Learning to read Koine (or biblical) Greek is essential, if you are training for church ministry, an academically focused career in biblical studies, or simply as a means to reading the New Testament in its original language.
Even while I was in seminary, however, there was pressure to learn to read Attic, or Classical Greek. I was inspired to expand my narrow horizons beyond the NT, to begin reading Homer, Sophocles, and Plato. Indeed, even on this blog, we recently posted an article encouraging people to read widely throughout the corpus of Classical Greek literature. [Read more…]
by Tavis Bohlinger*
Yesterday we celebrated International LXX Day by publishing an essay on The Origin of the LXX. Today we are pleased to present the second half of that essay, because, well, we just love the Septuagint here at Logos (this proves it).
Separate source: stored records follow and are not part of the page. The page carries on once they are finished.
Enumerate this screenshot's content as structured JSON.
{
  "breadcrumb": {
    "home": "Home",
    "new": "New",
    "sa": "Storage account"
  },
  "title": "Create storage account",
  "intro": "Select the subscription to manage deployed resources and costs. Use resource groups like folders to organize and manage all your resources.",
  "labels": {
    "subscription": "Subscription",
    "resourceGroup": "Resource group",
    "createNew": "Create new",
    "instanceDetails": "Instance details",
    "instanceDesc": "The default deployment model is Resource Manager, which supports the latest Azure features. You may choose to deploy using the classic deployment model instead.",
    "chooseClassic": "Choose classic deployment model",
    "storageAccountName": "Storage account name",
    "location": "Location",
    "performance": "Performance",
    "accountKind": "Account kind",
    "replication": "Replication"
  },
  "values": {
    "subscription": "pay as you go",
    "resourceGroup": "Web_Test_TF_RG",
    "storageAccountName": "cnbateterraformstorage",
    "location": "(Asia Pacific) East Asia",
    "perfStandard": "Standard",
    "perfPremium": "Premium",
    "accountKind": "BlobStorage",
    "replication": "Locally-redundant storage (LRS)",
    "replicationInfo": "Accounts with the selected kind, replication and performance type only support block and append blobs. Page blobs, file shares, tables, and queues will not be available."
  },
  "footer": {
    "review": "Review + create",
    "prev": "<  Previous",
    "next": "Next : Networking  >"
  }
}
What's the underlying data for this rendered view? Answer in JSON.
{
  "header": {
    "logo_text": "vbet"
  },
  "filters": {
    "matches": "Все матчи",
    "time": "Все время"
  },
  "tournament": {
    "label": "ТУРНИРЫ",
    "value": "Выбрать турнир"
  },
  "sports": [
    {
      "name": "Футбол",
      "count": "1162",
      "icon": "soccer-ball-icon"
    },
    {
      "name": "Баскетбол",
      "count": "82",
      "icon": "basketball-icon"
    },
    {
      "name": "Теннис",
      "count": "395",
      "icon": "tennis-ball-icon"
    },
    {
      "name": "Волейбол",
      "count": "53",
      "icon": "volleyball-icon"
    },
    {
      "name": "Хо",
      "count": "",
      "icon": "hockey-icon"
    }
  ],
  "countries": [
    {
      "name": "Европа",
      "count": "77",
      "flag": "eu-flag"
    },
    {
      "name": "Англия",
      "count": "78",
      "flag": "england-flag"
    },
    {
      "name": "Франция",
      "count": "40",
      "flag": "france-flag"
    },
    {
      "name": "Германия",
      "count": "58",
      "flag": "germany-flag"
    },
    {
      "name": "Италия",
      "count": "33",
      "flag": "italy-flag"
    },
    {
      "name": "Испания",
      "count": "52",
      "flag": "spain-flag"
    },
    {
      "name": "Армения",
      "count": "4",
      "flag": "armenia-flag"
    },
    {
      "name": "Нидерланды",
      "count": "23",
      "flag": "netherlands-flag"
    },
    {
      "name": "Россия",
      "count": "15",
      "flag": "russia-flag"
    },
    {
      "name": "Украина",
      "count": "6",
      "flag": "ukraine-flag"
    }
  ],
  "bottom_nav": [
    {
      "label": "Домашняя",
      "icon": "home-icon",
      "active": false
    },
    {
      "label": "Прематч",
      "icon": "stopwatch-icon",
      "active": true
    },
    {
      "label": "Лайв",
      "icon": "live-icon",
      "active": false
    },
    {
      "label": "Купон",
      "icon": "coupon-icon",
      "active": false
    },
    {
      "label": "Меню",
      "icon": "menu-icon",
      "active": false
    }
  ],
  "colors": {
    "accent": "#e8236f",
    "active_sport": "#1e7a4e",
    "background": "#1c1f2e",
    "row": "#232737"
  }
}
Plus, this gives us the chance to extend the 30% discount on select LXX resources, so you can boost your Logos digital library (see list below; if you don’t yet have Logos Bible Software, check this out). Don’t forget that today is the last day of the sale. [Read more…]
by Craig A. Evans
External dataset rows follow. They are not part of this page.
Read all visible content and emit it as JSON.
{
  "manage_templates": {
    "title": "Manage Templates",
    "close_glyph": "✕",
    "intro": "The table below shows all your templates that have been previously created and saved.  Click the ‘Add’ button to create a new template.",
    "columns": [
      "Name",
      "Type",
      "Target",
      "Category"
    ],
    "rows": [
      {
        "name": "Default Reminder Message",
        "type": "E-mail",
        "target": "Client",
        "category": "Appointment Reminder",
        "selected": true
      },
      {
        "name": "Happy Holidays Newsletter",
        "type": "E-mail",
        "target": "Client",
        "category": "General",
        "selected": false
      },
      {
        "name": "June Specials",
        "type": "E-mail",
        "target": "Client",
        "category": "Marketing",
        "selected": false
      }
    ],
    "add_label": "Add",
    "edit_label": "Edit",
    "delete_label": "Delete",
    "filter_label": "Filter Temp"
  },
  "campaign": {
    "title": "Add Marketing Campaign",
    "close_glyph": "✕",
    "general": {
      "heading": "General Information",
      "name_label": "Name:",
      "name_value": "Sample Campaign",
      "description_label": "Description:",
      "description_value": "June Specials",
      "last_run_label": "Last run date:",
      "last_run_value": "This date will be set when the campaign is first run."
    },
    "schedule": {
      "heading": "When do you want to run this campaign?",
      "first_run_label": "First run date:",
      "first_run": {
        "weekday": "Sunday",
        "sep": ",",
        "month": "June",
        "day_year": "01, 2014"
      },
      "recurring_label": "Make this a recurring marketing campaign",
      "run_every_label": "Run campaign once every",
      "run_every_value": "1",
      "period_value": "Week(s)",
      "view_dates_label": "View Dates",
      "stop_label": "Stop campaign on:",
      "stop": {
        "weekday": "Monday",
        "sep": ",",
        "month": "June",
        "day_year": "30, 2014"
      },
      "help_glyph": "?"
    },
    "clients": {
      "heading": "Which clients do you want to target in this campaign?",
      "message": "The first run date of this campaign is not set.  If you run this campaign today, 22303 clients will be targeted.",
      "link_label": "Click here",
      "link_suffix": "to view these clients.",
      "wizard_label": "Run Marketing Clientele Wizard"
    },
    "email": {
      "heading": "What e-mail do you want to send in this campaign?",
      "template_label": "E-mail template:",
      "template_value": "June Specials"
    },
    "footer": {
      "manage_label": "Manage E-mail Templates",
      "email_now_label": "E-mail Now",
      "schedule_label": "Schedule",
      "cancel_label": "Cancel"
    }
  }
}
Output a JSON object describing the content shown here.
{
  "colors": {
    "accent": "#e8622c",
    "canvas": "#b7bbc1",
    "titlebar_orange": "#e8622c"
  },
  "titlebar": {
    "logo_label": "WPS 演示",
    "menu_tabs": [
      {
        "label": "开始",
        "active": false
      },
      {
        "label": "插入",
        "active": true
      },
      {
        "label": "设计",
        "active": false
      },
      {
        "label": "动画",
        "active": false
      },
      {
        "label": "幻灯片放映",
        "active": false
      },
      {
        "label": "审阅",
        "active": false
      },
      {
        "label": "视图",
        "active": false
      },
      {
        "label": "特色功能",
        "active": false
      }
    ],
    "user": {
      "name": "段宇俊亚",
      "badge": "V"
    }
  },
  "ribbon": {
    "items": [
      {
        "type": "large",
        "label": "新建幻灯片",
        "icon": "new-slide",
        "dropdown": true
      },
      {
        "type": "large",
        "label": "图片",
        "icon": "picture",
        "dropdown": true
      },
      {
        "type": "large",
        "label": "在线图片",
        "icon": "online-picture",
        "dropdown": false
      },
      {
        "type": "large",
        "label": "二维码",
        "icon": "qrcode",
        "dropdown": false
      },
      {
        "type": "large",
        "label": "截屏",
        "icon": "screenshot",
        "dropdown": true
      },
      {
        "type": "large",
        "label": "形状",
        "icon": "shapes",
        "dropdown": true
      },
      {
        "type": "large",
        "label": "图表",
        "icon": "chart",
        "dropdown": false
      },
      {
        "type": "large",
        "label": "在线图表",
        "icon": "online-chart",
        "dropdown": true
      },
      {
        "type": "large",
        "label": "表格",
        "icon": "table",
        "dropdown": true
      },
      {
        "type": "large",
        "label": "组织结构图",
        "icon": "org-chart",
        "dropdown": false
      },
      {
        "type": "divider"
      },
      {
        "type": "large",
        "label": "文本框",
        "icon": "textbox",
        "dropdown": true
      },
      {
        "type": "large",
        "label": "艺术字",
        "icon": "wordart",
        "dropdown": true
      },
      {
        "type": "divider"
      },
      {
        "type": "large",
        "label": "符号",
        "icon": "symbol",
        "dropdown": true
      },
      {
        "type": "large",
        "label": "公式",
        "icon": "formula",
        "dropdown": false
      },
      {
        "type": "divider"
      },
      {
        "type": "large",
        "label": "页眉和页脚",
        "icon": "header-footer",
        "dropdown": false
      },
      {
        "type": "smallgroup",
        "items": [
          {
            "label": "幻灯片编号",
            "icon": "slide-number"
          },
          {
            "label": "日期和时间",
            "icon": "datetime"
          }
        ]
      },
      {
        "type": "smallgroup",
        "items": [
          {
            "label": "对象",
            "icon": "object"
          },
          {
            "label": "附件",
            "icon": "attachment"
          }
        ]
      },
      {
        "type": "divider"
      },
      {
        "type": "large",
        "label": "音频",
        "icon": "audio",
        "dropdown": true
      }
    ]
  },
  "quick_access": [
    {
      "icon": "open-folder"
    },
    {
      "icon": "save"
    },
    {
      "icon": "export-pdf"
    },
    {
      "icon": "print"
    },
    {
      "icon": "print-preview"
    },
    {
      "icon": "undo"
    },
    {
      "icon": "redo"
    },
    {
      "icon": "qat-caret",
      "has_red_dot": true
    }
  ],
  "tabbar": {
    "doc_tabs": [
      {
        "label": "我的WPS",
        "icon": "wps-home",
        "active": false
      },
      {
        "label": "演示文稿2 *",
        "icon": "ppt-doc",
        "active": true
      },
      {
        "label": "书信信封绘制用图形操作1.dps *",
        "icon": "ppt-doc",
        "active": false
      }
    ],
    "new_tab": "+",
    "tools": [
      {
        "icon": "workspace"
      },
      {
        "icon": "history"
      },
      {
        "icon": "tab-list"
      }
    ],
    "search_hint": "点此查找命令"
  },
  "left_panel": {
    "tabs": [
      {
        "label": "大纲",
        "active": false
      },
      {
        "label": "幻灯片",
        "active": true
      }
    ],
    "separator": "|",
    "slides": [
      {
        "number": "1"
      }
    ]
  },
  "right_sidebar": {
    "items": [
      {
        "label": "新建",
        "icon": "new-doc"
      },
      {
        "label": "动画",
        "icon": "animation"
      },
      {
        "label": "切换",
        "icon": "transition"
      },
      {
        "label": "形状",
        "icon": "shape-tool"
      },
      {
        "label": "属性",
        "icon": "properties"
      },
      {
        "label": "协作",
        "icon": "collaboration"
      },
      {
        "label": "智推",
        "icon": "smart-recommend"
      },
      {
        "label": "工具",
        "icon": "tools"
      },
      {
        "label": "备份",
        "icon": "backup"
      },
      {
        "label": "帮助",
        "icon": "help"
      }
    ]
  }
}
The last quarter-century has seen some impressive advances in biblical archaeology, especially relating to the time that we call the First Temple period (roughly 1000–600 BC) and the time of Jesus and the beginnings of the Christian movement (roughly the first century AD). [Read more…]
by the Revd Dr Alan Garrow
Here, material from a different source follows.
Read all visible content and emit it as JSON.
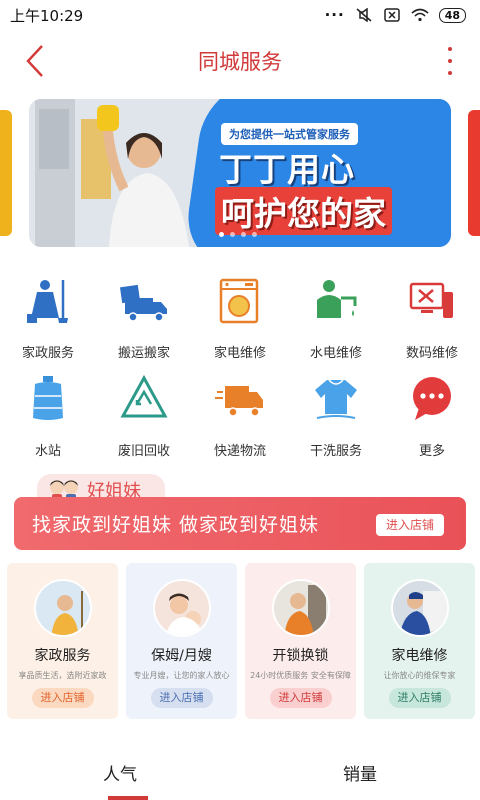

Alan’s work recently enjoyed attention as the focus of the $1,000 Synoptic Problem Challenge—as taken up by Mark Goodacre on Bart Ehrman’s blog (we covered the debate here, here, and here). While having an interest in the Synoptic Problem, the primary focus of Garrow’s research is the Didache, or The Teaching of the Lord by the Twelve Apostles to the Gentiles. This article offers an overview of how his research impacts questions about that identity of this infamously enigmatic early Christian document. [Read more…]
by William Ross, Doctoral Candidate, University of Cambridge
To say that interest in Septuagint studies is growing rapidly has been a favorite pastime of Septuagint scholars at least since the foundation of the IOSCS nearly fifty years ago. While this tradition may seem closer to an affirmation of personal academic relevance than anything else, it has nevertheless been and remains true. Septuagint scholarship moves at a glacial pace because it is both a small and complex field, caught in an institutionalized gulf between Old and New Testament studies. Yet move it does, as evident from the ongoing efforts of many scholars to finally complete the Göttingen critical edition of the Septuagint after over a century of industry. [Read more…]
Over 70 volumes of the Oxyrhynchus Papyri (P.Oxy.) have been published in print. These volumes are expensive and typically available only in well-stocked libraries. But the first 15 volumes (1898–1923), covering over 1,800 ancient papyri retrieved from the sands of Oxyrhynchus, will soon be available for Logos Bible Software. That includes the transcriptions, the photographic plates, the notes and commentary on contents, the discussion of dates and importance, and more. All of this material, from cover to cover of the first fifteen volumes, is included in the Logos edition.
In this brief post I’m going to show you just one way that a biblical scholar might use Logos 7 to their advantage. The beauty of this program is its intuitiveness, and the fact that you can arrange your workflow nearly any way that you choose.
The example below is quite simple. I’ll demonstrate how I prefer to set up my workflow for my daily work of research and writing, so that you can simply and elegantly support your own workflow as a biblical scholar. [Read more…]